The relevant definitions, for the purposes of the Income Tax Acts at ITA07/S989, and for the purposes of the Corporation Tax Acts at CTA10/S1119, are identical:

“Ordinary share capital, in relation to a company, means all the company’s issued share capital (however described), other than capital the holders of which have a right to a dividend at a fixed rate but have no other right to share in a dividend.”

The equivalent definition under company law, found at CA06/S548 is of “equity share capital” and reads

“In the Companies Acts “equity share capital”, in relation to a company, means its issued share capital excluding any part of that capital that, neither as respects dividends nor as respects capital, carries any right to participate beyond a specified amount in a distribution.”

The tax and company law definitions are quite similar in effect; “distribution” under company law is defined at CA06/S829 in terms that include “every description of distribution of a company’s assets to its members, whether in cash or otherwise” but excludes capital operations such as bonus (capitalisation) issues, capital reductions, redemptions or purchases of shares out of capital and distributions in a winding-up.

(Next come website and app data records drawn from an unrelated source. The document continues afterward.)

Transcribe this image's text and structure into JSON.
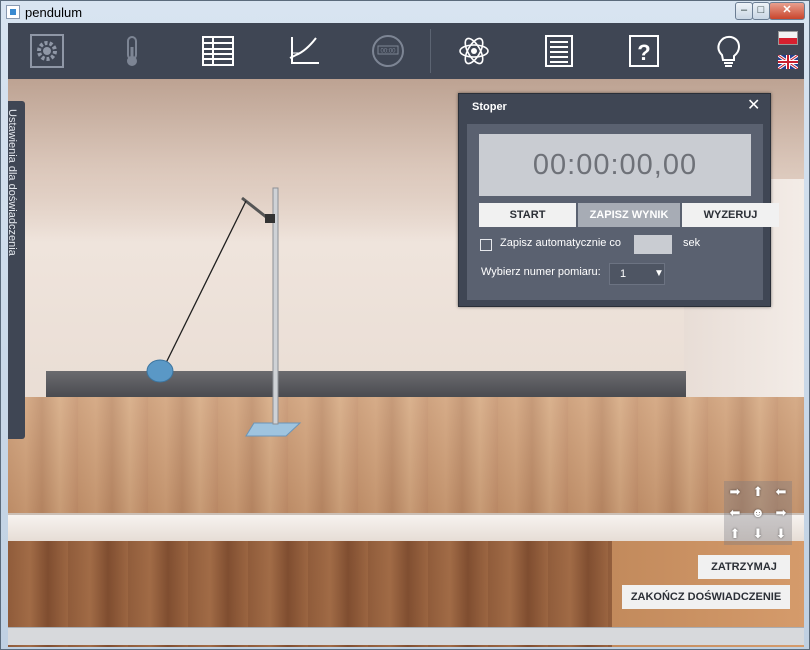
{
  "window": {
    "title": "pendulum",
    "minimize_glyph": "–",
    "maximize_glyph": "□",
    "close_glyph": "✕"
  },
  "toolbar": {
    "items": [
      {
        "icon": "gear-icon"
      },
      {
        "icon": "thermometer-icon"
      },
      {
        "icon": "table-icon"
      },
      {
        "icon": "chart-icon"
      },
      {
        "icon": "stopwatch-icon",
        "label": "00:00"
      },
      {
        "icon": "atom-icon"
      },
      {
        "icon": "document-icon"
      },
      {
        "icon": "help-icon",
        "label": "?"
      },
      {
        "icon": "lightbulb-icon"
      }
    ],
    "languages": [
      "pl-flag-icon",
      "uk-flag-icon"
    ]
  },
  "sidebar": {
    "tab_label": "Ustawienia dla doświadczenia"
  },
  "stopwatch": {
    "title": "Stoper",
    "close_glyph": "✕",
    "display": "00:00:00,00",
    "start_label": "START",
    "save_label": "ZAPISZ WYNIK",
    "reset_label": "WYZERUJ",
    "auto_save_label": "Zapisz automatycznie co",
    "auto_save_value": "",
    "auto_save_unit": "sek",
    "measurement_label": "Wybierz numer pomiaru:",
    "measurement_value": "1"
  },
  "navigation": {
    "glyphs": [
      "➡",
      "⬆",
      "⬅",
      "⬅",
      "",
      "➡",
      "⬆",
      "⬇",
      "⬇"
    ]
  },
  "actions": {
    "pause_label": "ZATRZYMAJ",
    "end_label": "ZAKOŃCZ DOŚWIADCZENIE"
  },
  "colors": {
    "toolbar": "#3f4654",
    "panel": "#3f4654",
    "panel_inner": "#5a6170",
    "display_bg": "#c9ccd2"
  }
}
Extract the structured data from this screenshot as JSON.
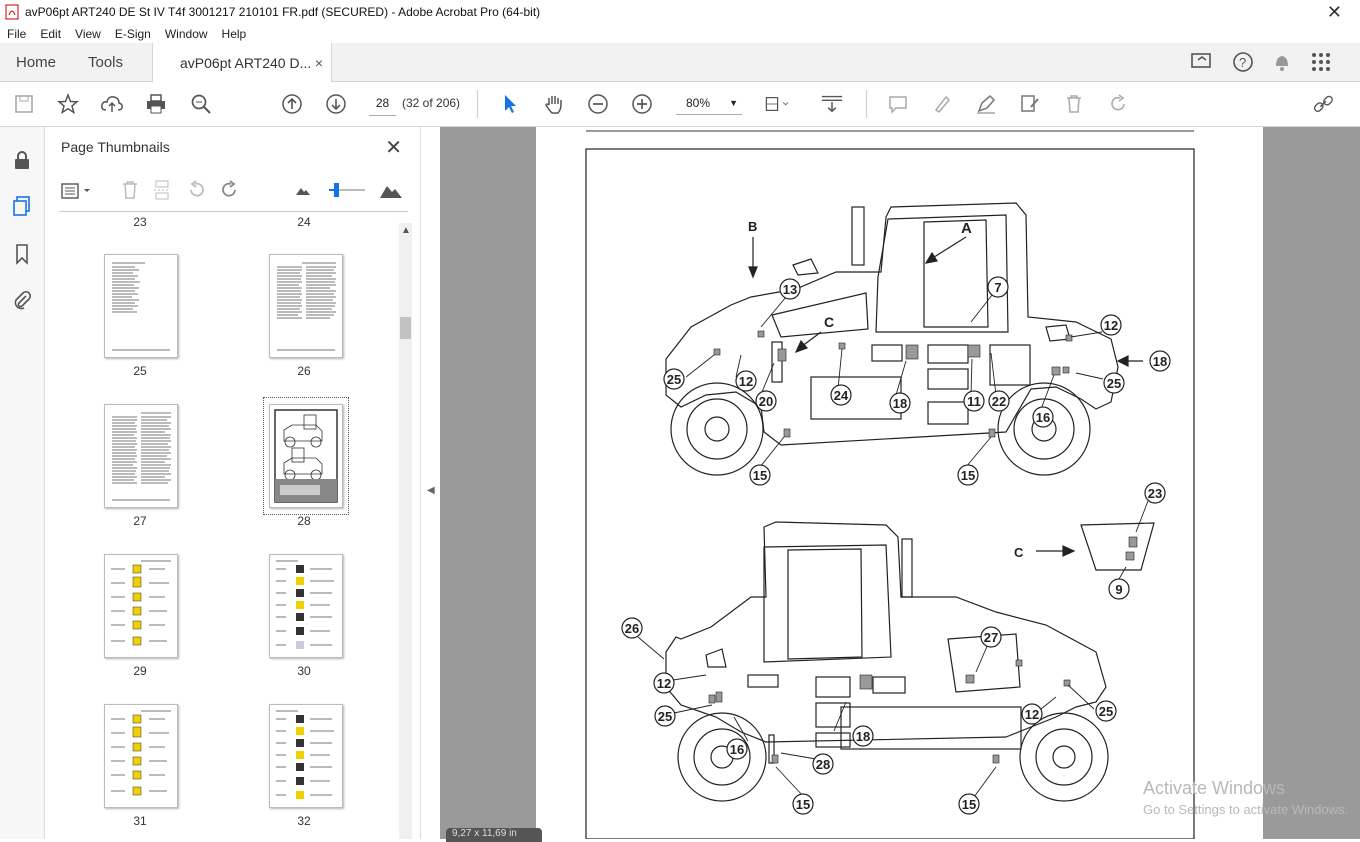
{
  "window": {
    "title": "avP06pt ART240 DE St IV T4f 3001217 210101 FR.pdf (SECURED) - Adobe Acrobat Pro (64-bit)",
    "close": "✕"
  },
  "menu": [
    "File",
    "Edit",
    "View",
    "E-Sign",
    "Window",
    "Help"
  ],
  "tabs": {
    "home": "Home",
    "tools": "Tools",
    "document": "avP06pt ART240 D...",
    "close": "×"
  },
  "toolbar": {
    "page_current": "28",
    "page_count": "(32 of 206)",
    "zoom": "80%"
  },
  "panel": {
    "title": "Page Thumbnails",
    "top_labels": [
      "23",
      "24"
    ],
    "thumbnails": [
      {
        "label": "25",
        "kind": "text"
      },
      {
        "label": "26",
        "kind": "text2"
      },
      {
        "label": "27",
        "kind": "text"
      },
      {
        "label": "28",
        "kind": "figure",
        "selected": true
      },
      {
        "label": "29",
        "kind": "symbols"
      },
      {
        "label": "30",
        "kind": "symbols2"
      },
      {
        "label": "31",
        "kind": "symbols"
      },
      {
        "label": "32",
        "kind": "symbols2"
      }
    ]
  },
  "figure": {
    "view_labels": [
      "A",
      "B",
      "C",
      "C"
    ],
    "callouts_top": [
      "13",
      "7",
      "12",
      "18",
      "25",
      "12",
      "20",
      "24",
      "18",
      "11",
      "22",
      "25",
      "16",
      "15",
      "15"
    ],
    "callouts_detail": [
      "23",
      "9"
    ],
    "callouts_bottom": [
      "26",
      "27",
      "12",
      "25",
      "16",
      "18",
      "28",
      "12",
      "25",
      "15",
      "15"
    ]
  },
  "status": {
    "page_size": "9,27 x 11,69 in"
  },
  "watermark": {
    "line1": "Activate Windows",
    "line2": "Go to Settings to activate Windows."
  }
}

The Corporation Tax definition of “distribution” at CTA10/PART23 is somewhat broader.  It reflects anti-avoidance provisions, aimed for example at certain interest payments which have the character of profit distributions, and covers some capital operations.  But the tax definition above focuses on “dividends”.

See CTM00514 regarding certain special definitions of ordinary share capital.

Types of share capital

The reference in the tax definition to “however described” reflects the fact that commercial practice employs a variety of descriptions of types of share capital which broadly describe their characteristics but are not definitive without reference to the articles or other constitutional documents of the issuing company.  Examples are deferred ordinary shares; participating preferred ordinary shares; participating preference shares.  Sometimes shares will be labelled “non-voting”, “redeemable”, “cumulative” or “convertible”.  These are helpful pointers, but the articles must always be consulted.

Member and shareholder

Member and shareholder do not always mean the same thing, though usually they do.  A member is one of the owners of a company (or whatever nature) whose name has been entered on the register of members. Members delegate various powers to the company’s directors to run the company on their behalf.

A shareholder is a person who subscribes for or buys and holds shares in a company having a share capital, who becomes a member once their name is entered on the register of members. Companies limited by guarantee do not have a share capital, save for some historical exceptions (see CTM00512) and consequently their members are not shareholders but guarantor owners.

Whether an overseas-registered entity is treated as being a company in the first instance depends on whether or not it is treated as being “transparent” for tax purposes.  This aspect is dealt with in the International Manual at INTM180010 onwards.